When to see a doctor

By Mayo Clinic Staff

For adults – seek medical attention if:

  • Your symptoms last more than 10 days.
  • You have a high fever.
  • Your nasal discharge is yellow or green and you also have sinus pain or fever. This may be a sign of a bacterial infection.
  • You have blood in your nasal discharge or a persistent clear discharge after a head injury.

For children – seek medical attention if:

  • Your child is younger than 2 months and has a fever.
  • Your baby's runny nose or congestion causes trouble nursing or makes breathing difficult.

Self-care

Until you see your doctor, try these simple steps to relieve symptoms:

  • Try sniffing and swallowing or gently blowing your nose.
  • Avoid known allergic triggers.
  • If your runny nose is a persistent, watery discharge, particularly if you're also sneezing and have itchy or watery eyes, your symptoms may be allergy-related, and an over-the-counter antihistamine may help.
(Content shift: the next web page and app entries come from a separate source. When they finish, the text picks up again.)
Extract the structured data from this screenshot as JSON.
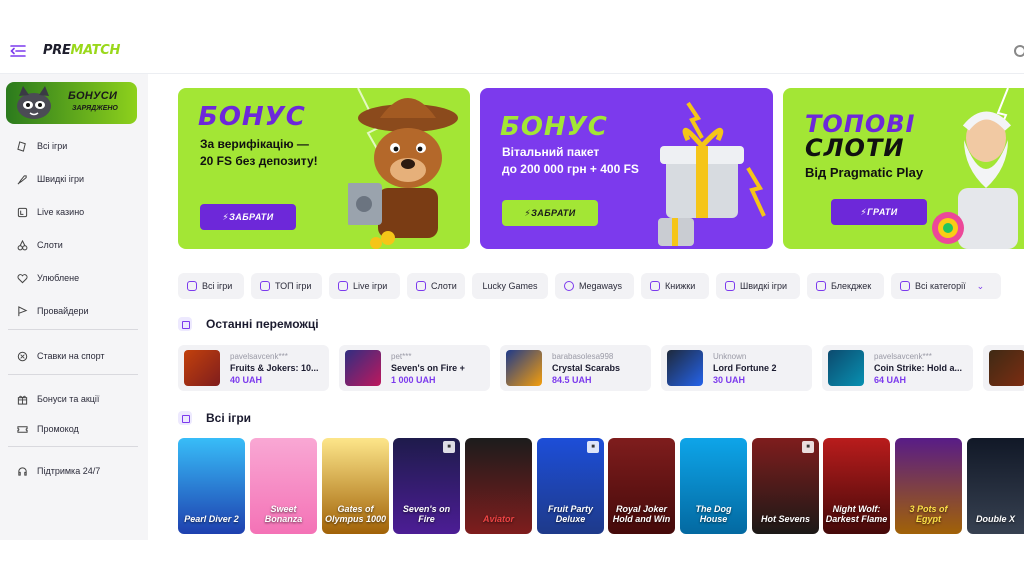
{
  "header": {
    "logo_main": "PRE",
    "logo_accent": "MATCH"
  },
  "sidebar": {
    "bonus_title": "БОНУСИ",
    "bonus_subtitle": "ЗАРЯДЖЕНО",
    "items": [
      {
        "label": "Всі ігри",
        "icon": "dice-icon"
      },
      {
        "label": "Швидкі ігри",
        "icon": "rocket-icon"
      },
      {
        "label": "Live казино",
        "icon": "live-cards-icon"
      },
      {
        "label": "Слоти",
        "icon": "cherries-icon"
      },
      {
        "label": "Улюблене",
        "icon": "heart-icon"
      },
      {
        "label": "Провайдери",
        "icon": "flag-icon"
      },
      {
        "label": "Ставки на спорт",
        "icon": "soccer-ball-icon"
      },
      {
        "label": "Бонуси та акції",
        "icon": "gift-icon"
      },
      {
        "label": "Промокод",
        "icon": "ticket-icon"
      },
      {
        "label": "Підтримка 24/7",
        "icon": "headset-icon"
      }
    ]
  },
  "banners": [
    {
      "title": "БОНУС",
      "line1": "За верифікацію —",
      "line2": "20 FS без депозиту!",
      "button": "⚡ЗАБРАТИ"
    },
    {
      "title": "БОНУС",
      "line1": "Вітальний пакет",
      "line2": "до 200 000 грн + 400 FS",
      "button": "⚡ЗАБРАТИ"
    },
    {
      "title_line1": "ТОПОВІ",
      "title_line2": "СЛОТИ",
      "line1": "Від Pragmatic Play",
      "button": "⚡ГРАТИ"
    }
  ],
  "chips": [
    "Всі ігри",
    "ТОП ігри",
    "Live ігри",
    "Слоти",
    "Lucky Games",
    "Megaways",
    "Книжки",
    "Швидкі ігри",
    "Блекджек",
    "Всі категорії"
  ],
  "recent_winners": {
    "title": "Останні переможці",
    "items": [
      {
        "user": "pavelsavcenk***",
        "game": "Fruits & Jokers: 10...",
        "amount": "40 UAH"
      },
      {
        "user": "pet***",
        "game": "Seven's on Fire +",
        "amount": "1 000 UAH"
      },
      {
        "user": "barabasolesa998",
        "game": "Crystal Scarabs",
        "amount": "84.5 UAH"
      },
      {
        "user": "Unknown",
        "game": "Lord Fortune 2",
        "amount": "30 UAH"
      },
      {
        "user": "pavelsavcenk***",
        "game": "Coin Strike: Hold a...",
        "amount": "64 UAH"
      }
    ]
  },
  "all_games": {
    "title": "Всі ігри",
    "items": [
      {
        "name": "Pearl Diver 2"
      },
      {
        "name": "Sweet Bonanza"
      },
      {
        "name": "Gates of Olympus 1000"
      },
      {
        "name": "Seven's on Fire"
      },
      {
        "name": "Aviator"
      },
      {
        "name": "Fruit Party Deluxe"
      },
      {
        "name": "Royal Joker Hold and Win"
      },
      {
        "name": "The Dog House"
      },
      {
        "name": "Hot Sevens"
      },
      {
        "name": "Night Wolf: Darkest Flame"
      },
      {
        "name": "3 Pots of Egypt"
      },
      {
        "name": "Double X"
      }
    ]
  },
  "colors": {
    "accent_purple": "#7c3aed",
    "accent_lime": "#a3e635"
  }
}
Be sure to follow the label instructions exactly.
  • For babies and small children, use a soft, rubber-bulb syringe to gently remove any secretions.

To relieve postnasal drip — when excess saliva (mucus) builds up in the back of your throat – try these measures:

  • Avoid common irritants such as cigarette smoke and sudden humidity changes.
  • Drink plenty of water because fluid helps thin nasal secretions.
  • Try nasal saline sprays or rinses.
Feb. 16, 2019